(DATA UNDER STUDY begins)
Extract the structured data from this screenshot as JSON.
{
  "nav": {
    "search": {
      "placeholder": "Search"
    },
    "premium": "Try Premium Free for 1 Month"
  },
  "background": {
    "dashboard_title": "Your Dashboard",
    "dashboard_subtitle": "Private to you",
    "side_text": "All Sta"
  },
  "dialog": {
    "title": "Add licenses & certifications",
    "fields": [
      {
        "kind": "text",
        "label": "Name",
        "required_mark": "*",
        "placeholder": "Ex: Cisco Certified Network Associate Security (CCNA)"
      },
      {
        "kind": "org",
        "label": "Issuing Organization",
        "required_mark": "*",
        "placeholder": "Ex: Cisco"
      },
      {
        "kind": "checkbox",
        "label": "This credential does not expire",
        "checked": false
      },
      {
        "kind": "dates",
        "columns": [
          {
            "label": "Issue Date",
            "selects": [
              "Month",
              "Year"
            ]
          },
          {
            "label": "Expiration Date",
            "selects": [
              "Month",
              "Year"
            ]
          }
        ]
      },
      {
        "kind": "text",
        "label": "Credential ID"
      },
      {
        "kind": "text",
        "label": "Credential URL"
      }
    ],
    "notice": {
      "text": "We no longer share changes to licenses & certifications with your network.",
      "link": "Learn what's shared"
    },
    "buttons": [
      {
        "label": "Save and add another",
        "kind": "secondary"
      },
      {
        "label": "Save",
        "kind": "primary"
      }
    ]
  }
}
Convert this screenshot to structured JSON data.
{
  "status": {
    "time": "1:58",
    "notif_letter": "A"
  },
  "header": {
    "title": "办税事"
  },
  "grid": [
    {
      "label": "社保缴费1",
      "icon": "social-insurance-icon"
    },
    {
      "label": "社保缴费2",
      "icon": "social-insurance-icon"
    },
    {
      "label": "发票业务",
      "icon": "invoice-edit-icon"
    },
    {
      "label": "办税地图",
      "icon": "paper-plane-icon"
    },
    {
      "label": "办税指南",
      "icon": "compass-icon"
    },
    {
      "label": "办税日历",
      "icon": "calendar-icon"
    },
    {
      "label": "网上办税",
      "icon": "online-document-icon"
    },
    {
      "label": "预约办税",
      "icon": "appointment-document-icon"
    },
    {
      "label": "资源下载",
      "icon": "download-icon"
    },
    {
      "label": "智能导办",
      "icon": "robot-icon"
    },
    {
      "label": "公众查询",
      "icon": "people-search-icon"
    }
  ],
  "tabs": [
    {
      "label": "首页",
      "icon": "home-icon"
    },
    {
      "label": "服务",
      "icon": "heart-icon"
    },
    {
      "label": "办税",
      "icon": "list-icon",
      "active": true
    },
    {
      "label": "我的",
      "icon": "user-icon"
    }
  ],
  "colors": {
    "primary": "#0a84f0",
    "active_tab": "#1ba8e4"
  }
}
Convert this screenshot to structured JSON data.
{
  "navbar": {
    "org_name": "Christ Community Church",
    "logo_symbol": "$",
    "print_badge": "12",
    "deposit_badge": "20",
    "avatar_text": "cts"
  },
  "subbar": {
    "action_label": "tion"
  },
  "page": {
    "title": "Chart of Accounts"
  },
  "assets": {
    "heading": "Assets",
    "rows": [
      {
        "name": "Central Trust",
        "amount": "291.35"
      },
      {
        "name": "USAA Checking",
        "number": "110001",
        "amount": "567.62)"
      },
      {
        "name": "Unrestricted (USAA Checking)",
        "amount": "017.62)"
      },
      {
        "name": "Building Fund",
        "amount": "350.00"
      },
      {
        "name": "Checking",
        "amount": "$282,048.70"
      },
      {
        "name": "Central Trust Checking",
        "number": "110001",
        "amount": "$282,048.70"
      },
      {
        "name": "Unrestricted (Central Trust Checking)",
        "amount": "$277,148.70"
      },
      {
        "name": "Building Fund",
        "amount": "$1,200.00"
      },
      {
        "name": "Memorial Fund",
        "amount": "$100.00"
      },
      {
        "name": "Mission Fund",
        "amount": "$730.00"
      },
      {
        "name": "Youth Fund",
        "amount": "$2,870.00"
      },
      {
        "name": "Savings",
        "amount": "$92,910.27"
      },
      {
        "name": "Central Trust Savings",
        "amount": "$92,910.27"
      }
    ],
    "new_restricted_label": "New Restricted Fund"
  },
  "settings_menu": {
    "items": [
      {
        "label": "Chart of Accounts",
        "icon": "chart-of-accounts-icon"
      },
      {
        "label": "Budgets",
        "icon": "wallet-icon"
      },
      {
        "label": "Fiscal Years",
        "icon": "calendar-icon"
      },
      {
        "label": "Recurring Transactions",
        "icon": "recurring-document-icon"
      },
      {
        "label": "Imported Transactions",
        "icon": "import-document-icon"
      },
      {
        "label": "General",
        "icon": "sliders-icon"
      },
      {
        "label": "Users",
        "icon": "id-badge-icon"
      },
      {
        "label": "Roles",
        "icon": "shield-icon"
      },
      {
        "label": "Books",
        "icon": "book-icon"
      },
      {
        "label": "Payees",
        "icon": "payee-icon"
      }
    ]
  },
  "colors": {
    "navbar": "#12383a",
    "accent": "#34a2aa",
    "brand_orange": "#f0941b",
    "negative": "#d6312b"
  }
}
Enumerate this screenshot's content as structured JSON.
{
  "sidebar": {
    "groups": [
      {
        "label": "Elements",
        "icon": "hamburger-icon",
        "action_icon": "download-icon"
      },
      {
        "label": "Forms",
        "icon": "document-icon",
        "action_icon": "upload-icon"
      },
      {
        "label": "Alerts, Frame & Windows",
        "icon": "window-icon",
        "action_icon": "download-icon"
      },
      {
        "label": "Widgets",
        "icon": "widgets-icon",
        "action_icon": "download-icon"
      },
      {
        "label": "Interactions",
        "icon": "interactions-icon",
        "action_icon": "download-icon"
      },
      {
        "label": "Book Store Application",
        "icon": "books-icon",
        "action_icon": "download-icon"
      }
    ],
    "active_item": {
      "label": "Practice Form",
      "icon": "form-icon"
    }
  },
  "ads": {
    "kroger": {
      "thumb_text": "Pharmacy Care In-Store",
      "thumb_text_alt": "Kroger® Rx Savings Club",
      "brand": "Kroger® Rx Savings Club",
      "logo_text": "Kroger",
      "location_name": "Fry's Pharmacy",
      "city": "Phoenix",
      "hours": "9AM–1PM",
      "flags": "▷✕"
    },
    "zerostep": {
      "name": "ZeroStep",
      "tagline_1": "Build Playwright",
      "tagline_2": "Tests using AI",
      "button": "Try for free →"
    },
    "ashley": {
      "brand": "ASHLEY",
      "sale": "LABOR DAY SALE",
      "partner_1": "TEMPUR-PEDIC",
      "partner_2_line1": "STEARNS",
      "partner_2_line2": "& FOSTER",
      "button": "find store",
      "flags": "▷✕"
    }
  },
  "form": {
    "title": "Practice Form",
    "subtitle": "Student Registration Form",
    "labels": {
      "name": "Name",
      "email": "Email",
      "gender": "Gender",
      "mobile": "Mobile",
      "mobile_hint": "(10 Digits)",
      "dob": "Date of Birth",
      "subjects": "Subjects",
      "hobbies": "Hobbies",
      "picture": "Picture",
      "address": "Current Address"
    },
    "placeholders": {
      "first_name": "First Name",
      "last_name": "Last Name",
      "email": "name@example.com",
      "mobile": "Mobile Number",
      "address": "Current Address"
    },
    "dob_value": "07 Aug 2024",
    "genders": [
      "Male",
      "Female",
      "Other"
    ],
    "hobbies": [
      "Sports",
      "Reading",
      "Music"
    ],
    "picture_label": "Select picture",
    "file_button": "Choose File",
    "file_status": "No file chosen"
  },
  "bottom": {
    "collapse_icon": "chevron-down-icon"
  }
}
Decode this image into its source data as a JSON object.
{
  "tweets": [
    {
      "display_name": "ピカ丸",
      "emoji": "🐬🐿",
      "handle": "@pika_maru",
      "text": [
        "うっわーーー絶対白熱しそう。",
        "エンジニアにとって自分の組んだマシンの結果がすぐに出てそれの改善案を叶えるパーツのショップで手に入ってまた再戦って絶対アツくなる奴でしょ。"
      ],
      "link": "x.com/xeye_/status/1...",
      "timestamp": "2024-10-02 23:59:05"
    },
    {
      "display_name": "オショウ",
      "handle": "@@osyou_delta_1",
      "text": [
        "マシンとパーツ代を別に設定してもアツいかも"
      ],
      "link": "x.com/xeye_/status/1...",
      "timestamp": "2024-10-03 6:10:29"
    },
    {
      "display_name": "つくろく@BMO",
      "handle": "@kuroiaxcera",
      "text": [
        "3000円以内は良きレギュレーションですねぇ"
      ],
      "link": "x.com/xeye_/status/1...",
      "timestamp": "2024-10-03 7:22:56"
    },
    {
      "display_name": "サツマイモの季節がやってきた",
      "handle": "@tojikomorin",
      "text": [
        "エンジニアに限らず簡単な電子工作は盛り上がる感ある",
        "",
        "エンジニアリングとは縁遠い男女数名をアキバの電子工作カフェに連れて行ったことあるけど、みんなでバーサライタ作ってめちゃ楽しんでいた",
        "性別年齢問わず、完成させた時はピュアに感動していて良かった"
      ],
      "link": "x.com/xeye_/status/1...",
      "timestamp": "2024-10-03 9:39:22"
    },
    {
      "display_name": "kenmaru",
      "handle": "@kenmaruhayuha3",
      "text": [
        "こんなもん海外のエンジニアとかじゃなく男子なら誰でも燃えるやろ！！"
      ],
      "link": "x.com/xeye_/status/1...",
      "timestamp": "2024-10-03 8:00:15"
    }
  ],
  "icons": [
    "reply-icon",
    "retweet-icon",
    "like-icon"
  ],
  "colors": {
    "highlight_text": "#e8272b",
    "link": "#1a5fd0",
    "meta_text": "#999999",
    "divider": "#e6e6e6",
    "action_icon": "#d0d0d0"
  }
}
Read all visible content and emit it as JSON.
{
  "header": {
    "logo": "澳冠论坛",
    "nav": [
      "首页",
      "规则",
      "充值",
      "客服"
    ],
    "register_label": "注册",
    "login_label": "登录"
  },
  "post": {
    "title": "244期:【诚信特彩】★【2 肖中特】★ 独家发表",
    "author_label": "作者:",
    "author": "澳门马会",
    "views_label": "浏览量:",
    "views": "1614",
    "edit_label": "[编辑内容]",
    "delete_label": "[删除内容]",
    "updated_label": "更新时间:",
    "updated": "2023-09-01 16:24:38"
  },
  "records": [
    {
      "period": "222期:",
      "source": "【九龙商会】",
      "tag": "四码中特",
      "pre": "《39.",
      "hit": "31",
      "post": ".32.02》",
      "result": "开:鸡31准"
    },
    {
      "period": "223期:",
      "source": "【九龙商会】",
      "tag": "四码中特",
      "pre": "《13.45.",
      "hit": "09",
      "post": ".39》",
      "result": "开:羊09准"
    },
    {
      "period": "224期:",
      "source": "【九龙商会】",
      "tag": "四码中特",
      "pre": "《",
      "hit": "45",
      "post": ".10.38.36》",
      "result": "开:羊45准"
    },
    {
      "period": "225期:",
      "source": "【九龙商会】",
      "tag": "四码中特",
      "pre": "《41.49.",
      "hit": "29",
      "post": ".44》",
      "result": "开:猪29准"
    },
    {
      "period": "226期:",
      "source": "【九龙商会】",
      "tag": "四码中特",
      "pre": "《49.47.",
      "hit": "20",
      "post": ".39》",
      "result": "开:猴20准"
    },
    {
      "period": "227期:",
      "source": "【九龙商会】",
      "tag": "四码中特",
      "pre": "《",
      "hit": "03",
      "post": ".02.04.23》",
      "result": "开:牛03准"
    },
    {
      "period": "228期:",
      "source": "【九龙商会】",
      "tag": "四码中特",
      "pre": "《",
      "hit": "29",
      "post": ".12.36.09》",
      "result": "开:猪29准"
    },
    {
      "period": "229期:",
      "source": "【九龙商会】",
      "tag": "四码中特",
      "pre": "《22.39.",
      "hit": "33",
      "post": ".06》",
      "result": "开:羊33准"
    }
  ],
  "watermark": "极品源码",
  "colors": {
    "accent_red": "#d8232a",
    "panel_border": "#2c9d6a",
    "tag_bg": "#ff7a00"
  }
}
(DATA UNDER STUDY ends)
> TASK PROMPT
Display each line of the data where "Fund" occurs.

> SOLUTION TO THE EXERCISE
        "name": "Building Fund",
        "name": "Building Fund",
        "name": "Memorial Fund",
        "name": "Mission Fund",
        "name": "Youth Fund",
    "new_restricted_label": "New Restricted Fund"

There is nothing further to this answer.